But what’s in a name? A writer can do so much with a name to imprint on the reader the exact impression that is wanted.
Charles Dickens was a past master at using the naming device, learning, perhaps, from earlier writers, but also the rich culture of the City of London must have helped, for there were droll characters in real life on every street, in the coffee houses and pubs, all the places young Dickens was taken by his father, and explored during the rest of his life.
Cities can be very theatrical; on any one day, scenes, acts and whole dramas are played out in public, often to remain forever in the minds of the onlookers.
In his stories Dickens deliberately fixed in the reader’s mind the role certain characters would play by the name he chose for them. Regular monikers such as Brown, Grey or Black were absent, especially when there was something special to relate. Instead he found unique titles guaranteed to raise strong emotions in the readers and deepen the drama in which they were involved.
Where did Dickens come by those names? He had to make them up, I believe; stitching together pieces of words, and removing others from their original context, to get the particular result he desired.
A few to play with:
1 A man of potentially murderous intent with a heart of stone – Mr Murdstone, the despicable man who preyed on young defenseless widow women. David Copperfield.
2 The family of Barnacles in the Circumlocution Office, petty bureaucrats who glued themselves to the idea of doing nothing while sticking to their own rock. Little Dorritt.
3 Bradley Headstone, a schoolteacher with an insane mind, and as jealous in nature as any gravestone that guards the corpse below it. Often as off-kilter as Headstone, the graveyard stones are just as likely to tip over and destroy the innocent bystander without warning. Our Mutual Friend.
There are a great many examples of such special names in Dicken’s stories, Mr Micawber, Miss Flite, Squeers, Quilp, Mrs Gamp, Seth Pecksniff, Uriah Heep, on and on, each playing out their proclaimed destiny to great effect

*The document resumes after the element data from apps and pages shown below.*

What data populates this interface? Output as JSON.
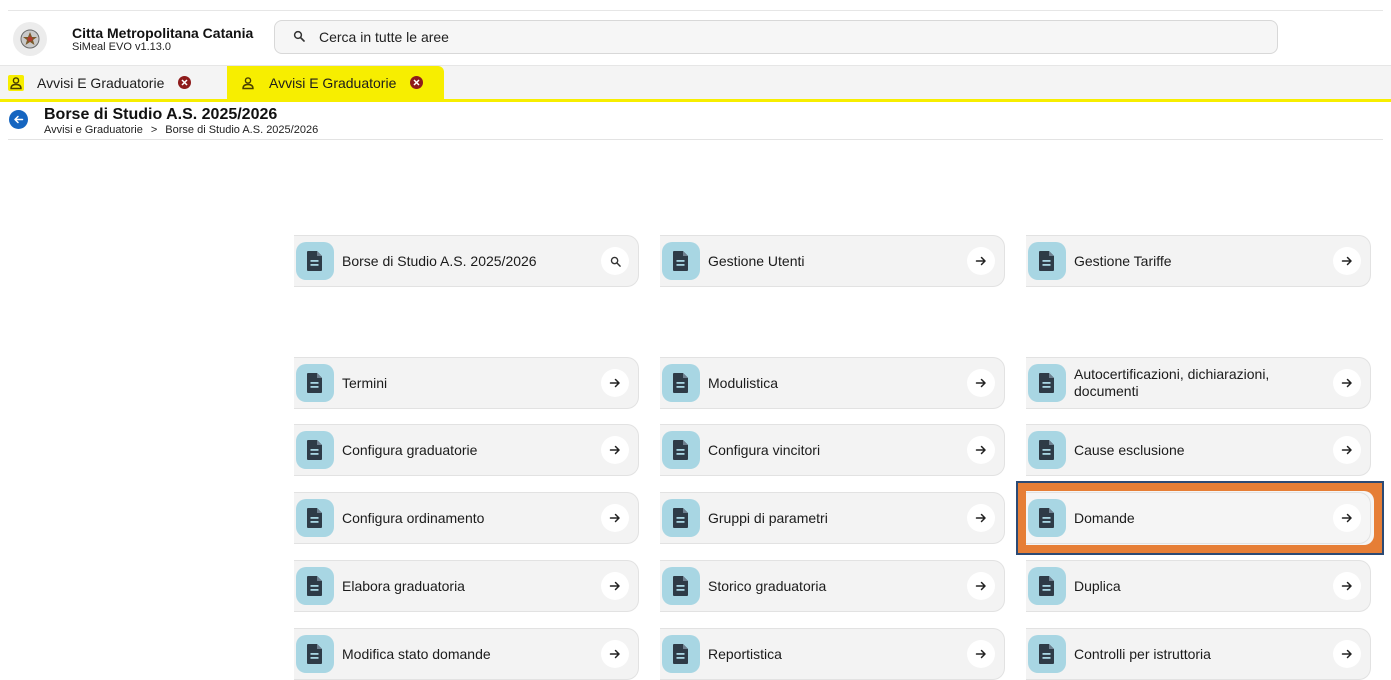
{
  "header": {
    "org_name": "Citta Metropolitana Catania",
    "app_version": "SiMeal EVO v1.13.0",
    "search_placeholder": "Cerca in tutte le aree"
  },
  "tabs": [
    {
      "label": "Avvisi E Graduatorie",
      "active": false
    },
    {
      "label": "Avvisi E Graduatorie",
      "active": true
    }
  ],
  "page": {
    "title": "Borse di Studio A.S. 2025/2026",
    "breadcrumb": [
      "Avvisi e Graduatorie",
      "Borse di Studio A.S. 2025/2026"
    ],
    "breadcrumb_separator": ">"
  },
  "cards_top": [
    {
      "label": "Borse di Studio A.S. 2025/2026",
      "action_icon": "search-icon"
    },
    {
      "label": "Gestione Utenti",
      "action_icon": "arrow-right-icon"
    },
    {
      "label": "Gestione Tariffe",
      "action_icon": "arrow-right-icon"
    }
  ],
  "cards_grid": [
    {
      "label": "Termini"
    },
    {
      "label": "Modulistica"
    },
    {
      "label": "Autocertificazioni, dichiarazioni, documenti"
    },
    {
      "label": "Configura graduatorie"
    },
    {
      "label": "Configura vincitori"
    },
    {
      "label": "Cause esclusione"
    },
    {
      "label": "Configura ordinamento"
    },
    {
      "label": "Gruppi di parametri"
    },
    {
      "label": "Domande",
      "highlighted": true
    },
    {
      "label": "Elabora graduatoria"
    },
    {
      "label": "Storico graduatoria"
    },
    {
      "label": "Duplica"
    },
    {
      "label": "Modifica stato domande"
    },
    {
      "label": "Reportistica"
    },
    {
      "label": "Controlli per istruttoria"
    }
  ],
  "colors": {
    "tab_active": "#f7ee00",
    "back_button": "#1565c0",
    "card_badge": "#a8d6e3",
    "highlight_fill": "#e67e36",
    "highlight_border": "#2c4a74",
    "tab_close": "#8e1b1b"
  }
}
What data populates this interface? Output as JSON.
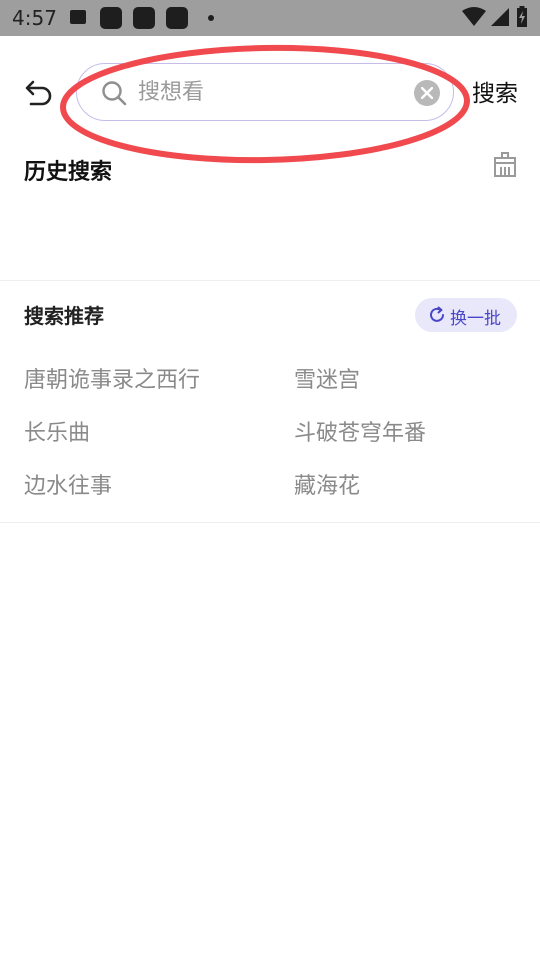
{
  "status_bar": {
    "time": "4:57"
  },
  "search": {
    "placeholder": "搜想看",
    "value": "",
    "button_label": "搜索"
  },
  "history": {
    "title": "历史搜索"
  },
  "recommendations": {
    "title": "搜索推荐",
    "refresh_label": "换一批",
    "items": [
      "唐朝诡事录之西行",
      "雪迷宫",
      "长乐曲",
      "斗破苍穹年番",
      "边水往事",
      "藏海花"
    ]
  },
  "colors": {
    "accent": "#4a46c9",
    "annotation_circle": "#f04a4f"
  }
}
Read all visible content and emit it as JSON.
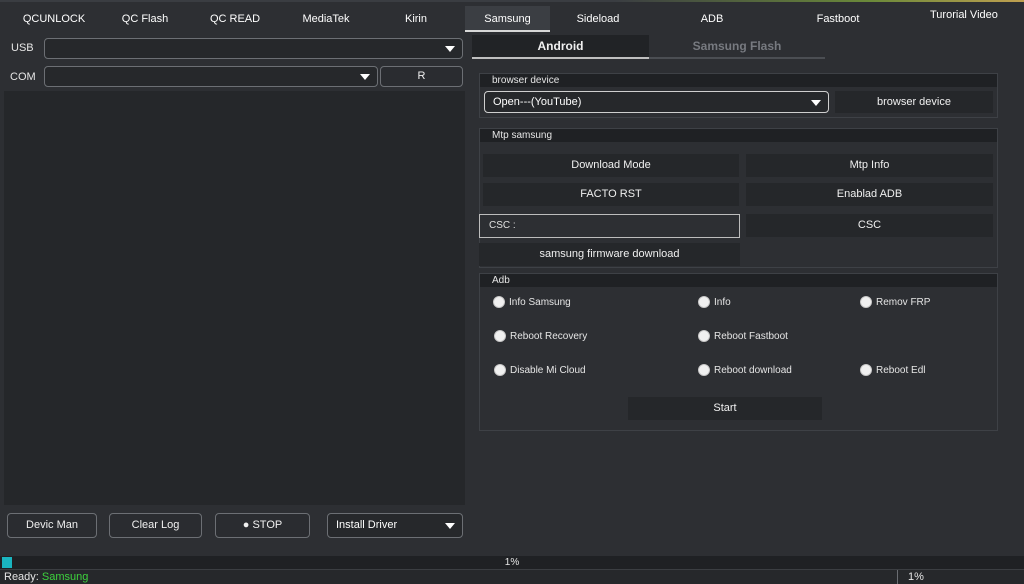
{
  "tabs": [
    {
      "label": "QCUNLOCK"
    },
    {
      "label": "QC Flash"
    },
    {
      "label": "QC READ"
    },
    {
      "label": "MediaTek"
    },
    {
      "label": "Kirin"
    },
    {
      "label": "Samsung"
    },
    {
      "label": "Sideload"
    },
    {
      "label": "ADB"
    },
    {
      "label": "Fastboot"
    }
  ],
  "active_tab": "Samsung",
  "tutorial_label": "Turorial Video",
  "left": {
    "usb_label": "USB",
    "usb_value": "",
    "com_label": "COM",
    "com_value": "",
    "refresh_label": "R",
    "buttons": {
      "device_manager": "Devic Man",
      "clear_log": "Clear Log",
      "stop": "● STOP",
      "install_driver": "Install Driver"
    }
  },
  "right": {
    "subtabs": {
      "android": "Android",
      "samsung_flash": "Samsung Flash"
    },
    "browser_group": {
      "title": "browser device",
      "select_value": "Open---(YouTube)",
      "button": "browser device"
    },
    "mtp_group": {
      "title": "Mtp samsung",
      "download_mode": "Download Mode",
      "mtp_info": "Mtp Info",
      "facto_rst": "FACTO RST",
      "enable_adb": "Enablad ADB",
      "csc_placeholder": "CSC :",
      "csc_button": "CSC",
      "firmware_download": "samsung firmware download"
    },
    "adb_group": {
      "title": "Adb",
      "options": [
        "Info Samsung",
        "Info",
        "Remov FRP",
        "Reboot Recovery",
        "Reboot Fastboot",
        "Disable Mi Cloud",
        "Reboot download",
        "Reboot Edl"
      ],
      "start": "Start"
    }
  },
  "progress": {
    "percent_label": "1%",
    "value": 0.01
  },
  "status": {
    "ready": "Ready:",
    "device": "Samsung",
    "percent": "1%"
  },
  "colors": {
    "accent_progress": "#1ab5c0",
    "status_device": "#3dd23d"
  }
}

Dickens must have met many of the templates for his characters in his travels round London, for there is always great solidity to them, they are not made out of cardboard to supply some light relief or slap-stick while the rest of the action is going on. They are flavourful beings, to be savoured, each and every one, tale tellers in their own right, for which we, the readers, can be eternally grateful.